A growing stream of thinking in microeconomics is the concept of “winner-take-all” dynamics. The idea seems simple. A combination of networking economics and classic economies of scale creates situations where there are just a few dominant firms or economic agents who are able to capture significant market share in a given industry. With the advances in technology over the last decade, many industries are seeing the impact of winner-take-all dynamics leading to the result of greater concentration.

There have always been economies of scale with a firm, but there were limits based on geography, distribution, or just the ability to gain broad exposure. However, with the internet and the ability to communicate information broadly and quickly, the power of networking generates further economies of scale.

There are some classic winner-take-all markets. For example, the music industry is dominated by a few singers who capture all of the market. Software, search engines, operating systems, or social media, have all become winner-take-all markets. The first mover or close followers are able to gain strong market positions that cannot be broken by new entrants.

We may now be seeing the beginning of winner-take-all dynamics with hedge fund investing. The combination of scale for investing with wide distribution has caused large hedge funds to get larger and more dominant regardless of performance. Think of winner-take-all networking and scale and you can see the how size matters more with hedge funds. We are moving from a highly competitive fragmented industry to one that is more concentrated. This will not happen overnight, but the signs of growing concentration are starting to be seen. Start-ups are slowing and smaller funds are closing.
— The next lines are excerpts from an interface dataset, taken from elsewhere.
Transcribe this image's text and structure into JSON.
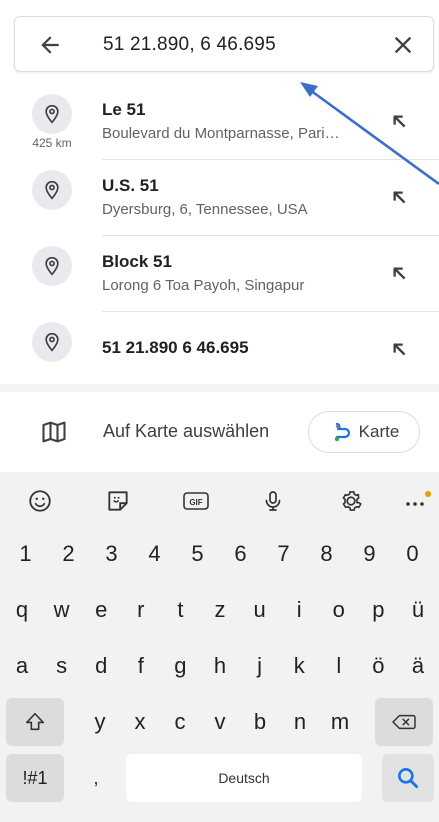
{
  "search": {
    "query": "51 21.890, 6 46.695"
  },
  "suggestions": [
    {
      "title": "Le 51",
      "subtitle": "Boulevard du Montparnasse, Pari…",
      "distance": "425 km"
    },
    {
      "title": "U.S. 51",
      "subtitle": "Dyersburg, 6, Tennessee, USA",
      "distance": ""
    },
    {
      "title": "Block 51",
      "subtitle": "Lorong 6 Toa Payoh, Singapur",
      "distance": ""
    },
    {
      "title": "51 21.890 6 46.695",
      "subtitle": "",
      "distance": ""
    }
  ],
  "map_select": {
    "label": "Auf Karte auswählen",
    "chip_label": "Karte"
  },
  "keyboard": {
    "toolbar": [
      "emoji-icon",
      "sticker-icon",
      "gif-icon",
      "microphone-icon",
      "settings-icon",
      "more-icon"
    ],
    "gif_label": "GIF",
    "number_row": [
      "1",
      "2",
      "3",
      "4",
      "5",
      "6",
      "7",
      "8",
      "9",
      "0"
    ],
    "row1": [
      "q",
      "w",
      "e",
      "r",
      "t",
      "z",
      "u",
      "i",
      "o",
      "p",
      "ü"
    ],
    "row2": [
      "a",
      "s",
      "d",
      "f",
      "g",
      "h",
      "j",
      "k",
      "l",
      "ö",
      "ä"
    ],
    "row3": [
      "y",
      "x",
      "c",
      "v",
      "b",
      "n",
      "m"
    ],
    "symbols_label": "!#1",
    "comma_label": ",",
    "space_label": "Deutsch",
    "period_label": ".",
    "accent_color": "#1a73e8",
    "notify_dot_color": "#f29900"
  },
  "annotation_arrow_color": "#3a6fc9"
}
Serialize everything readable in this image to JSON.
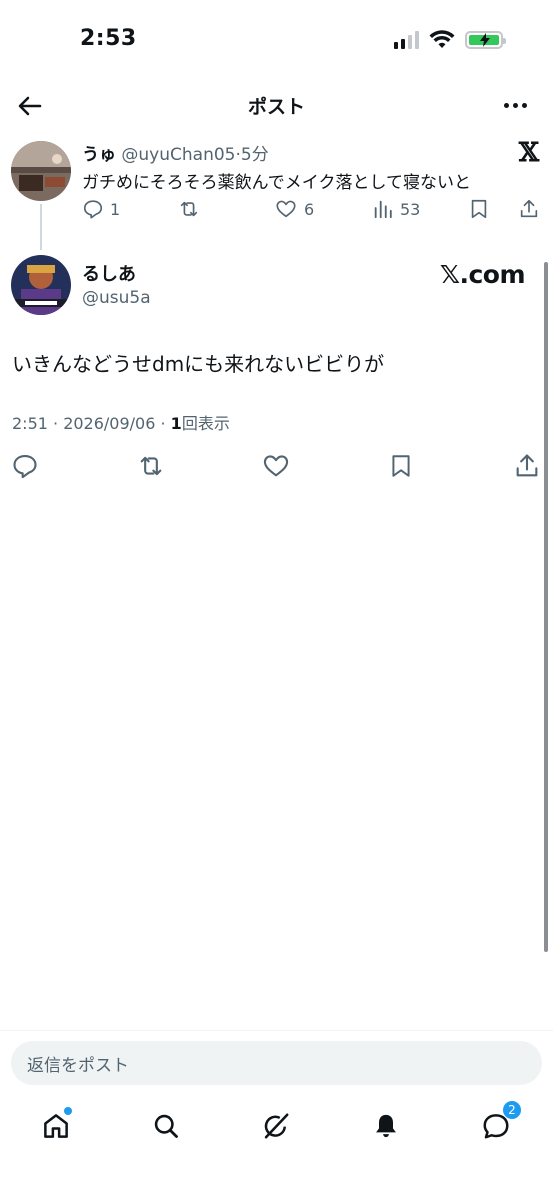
{
  "status": {
    "time": "2:53"
  },
  "header": {
    "title": "ポスト"
  },
  "parent_post": {
    "name": "うゅ",
    "handle": "@uyuChan05",
    "time_sep": "·",
    "time": "5分",
    "text": "ガチめにそろそろ薬飲んでメイク落として寝ないと",
    "replies": "1",
    "likes": "6",
    "views": "53",
    "x_logo": "𝕏"
  },
  "main_post": {
    "name": "るしあ",
    "handle": "@usu5a",
    "source_logo": "𝕏.com",
    "text": "いきんなどうせdmにも来れないビビりが",
    "meta_time": "2:51 · 2026/09/06 · ",
    "meta_views_count": "1",
    "meta_views_label": "回表示"
  },
  "reply": {
    "placeholder": "返信をポスト"
  },
  "tabbar": {
    "messages_badge": "2"
  },
  "colors": {
    "accent": "#1d9bf0",
    "text": "#0f1419",
    "muted": "#536471",
    "battery": "#34c759"
  },
  "icons": [
    "back-arrow-icon",
    "more-icon",
    "reply-icon",
    "repost-icon",
    "like-icon",
    "views-icon",
    "bookmark-icon",
    "share-icon",
    "home-icon",
    "search-icon",
    "grok-icon",
    "bell-icon",
    "messages-icon"
  ]
}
Size allows for:

  • Economies of scale for passing due diligence – Passing due diligence for large investors requires more infrastructure from independent due diligence to redundant systems and independent trading. To gain money from large pensions, more scale is needed.
  • Economies of scale with compliance – Regulation requires more compliance which is a large fixed cost. Scale spreads this fixed cost.
  • Broader distribution – The costs of marketing are high. This is not just visiting investors but providing investor relations and answering questionnaires.
  • Platform access – More hedge funds need to be on platforms which have barriers to entry. Additionally, prime brokers want to only deal with larger firms.
  • Multiple products – Given the cost with reviewing firms, there is a desire for more products from the same firm. One stop shopping is gaining acceptance.
  • Matching with large investors – Concentration in banking and brokerage means that large firms will deal with other large firms.
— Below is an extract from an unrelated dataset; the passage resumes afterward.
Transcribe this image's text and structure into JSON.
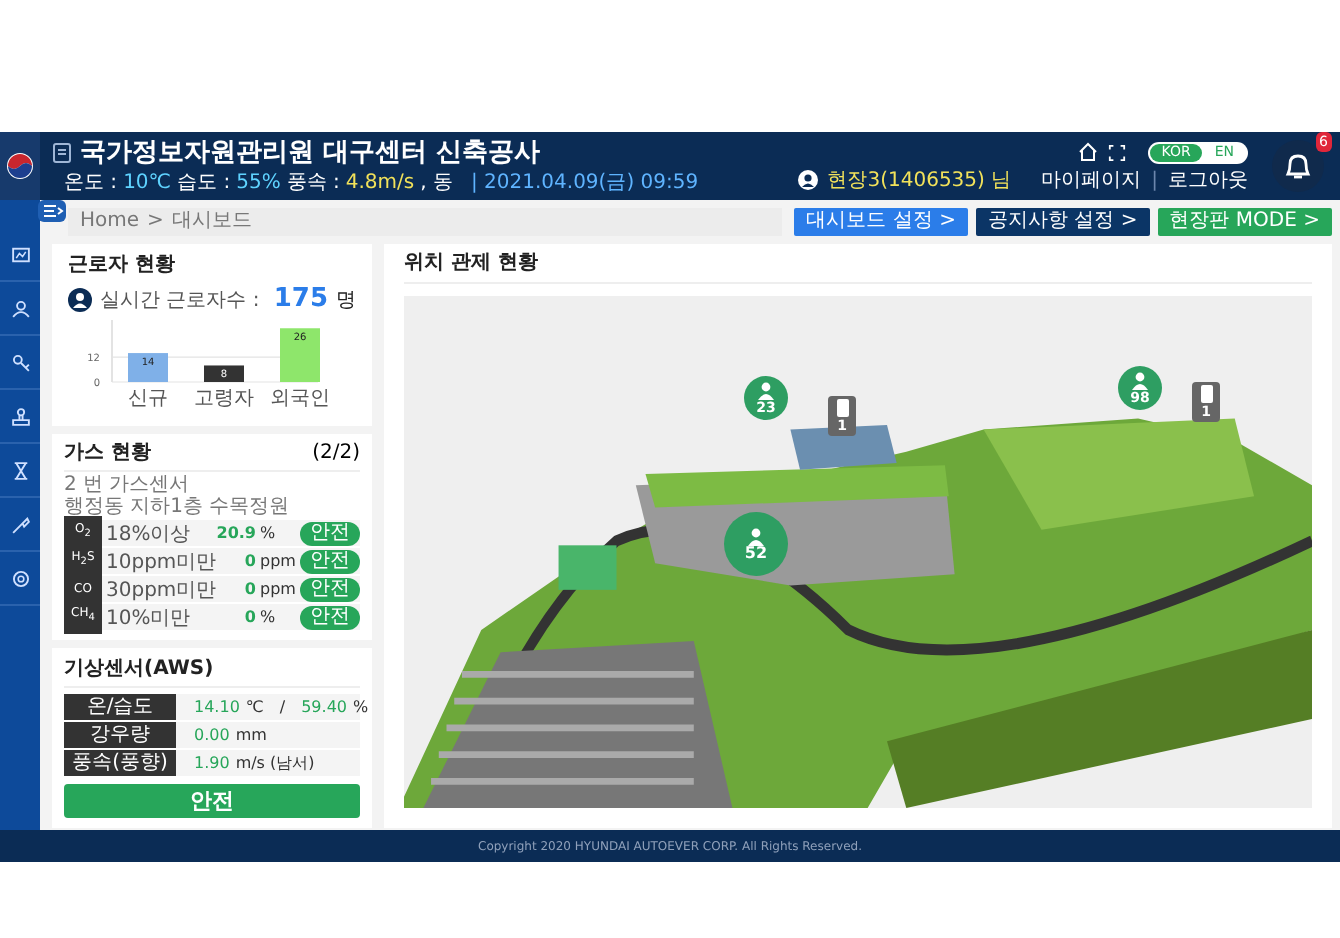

Is this good for investors?

Scale will allow for the lowering of costs and allow for better infrastructure development. These lower costs can be passed onto investors. The better infrastructure developments in compliance, risk management, transparency, and investor relations all reduce business risk and provide benefits to investors, but the larger firms may not always perform better. Performance is just one aspect with the decision to invest. Now small have to perform better with excess returns to offset the higher business risks.
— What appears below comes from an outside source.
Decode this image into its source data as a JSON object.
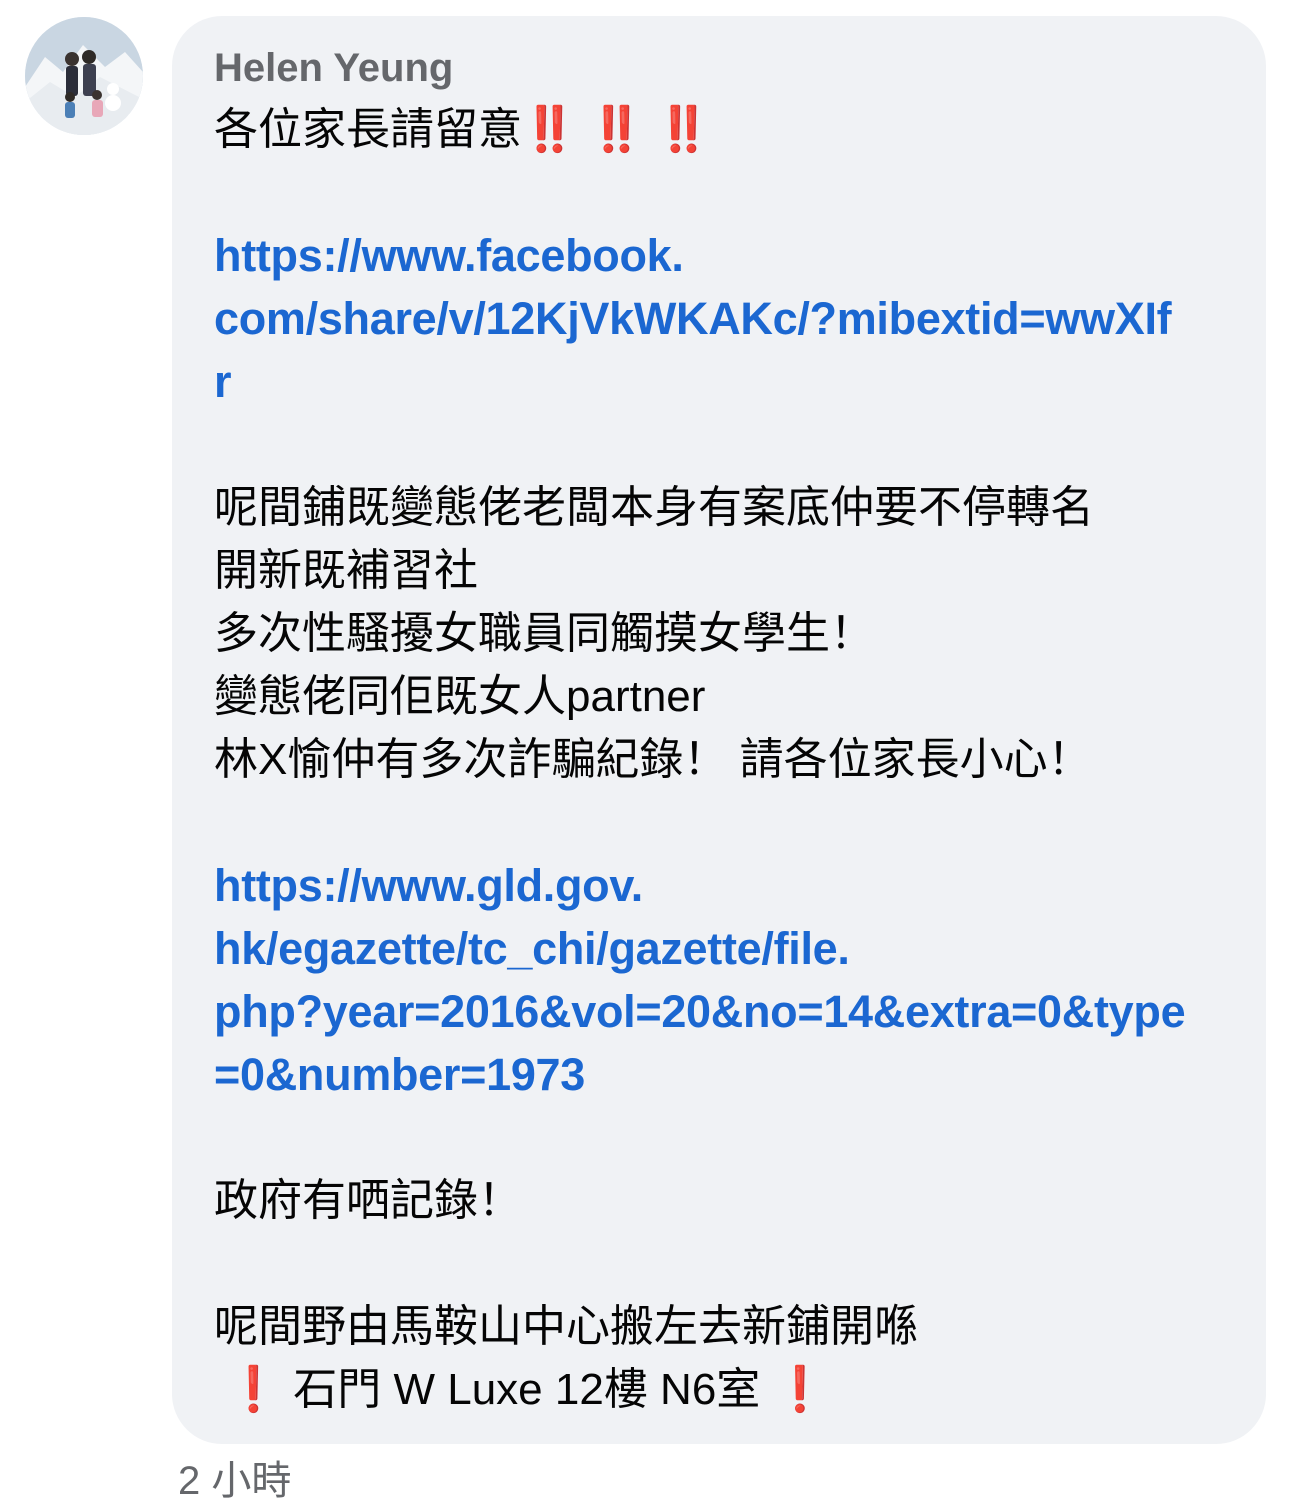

The idea that a smart manager can open a shop and attract investors to their new business may be ending. Performance as the key driver for new entrants may be ending.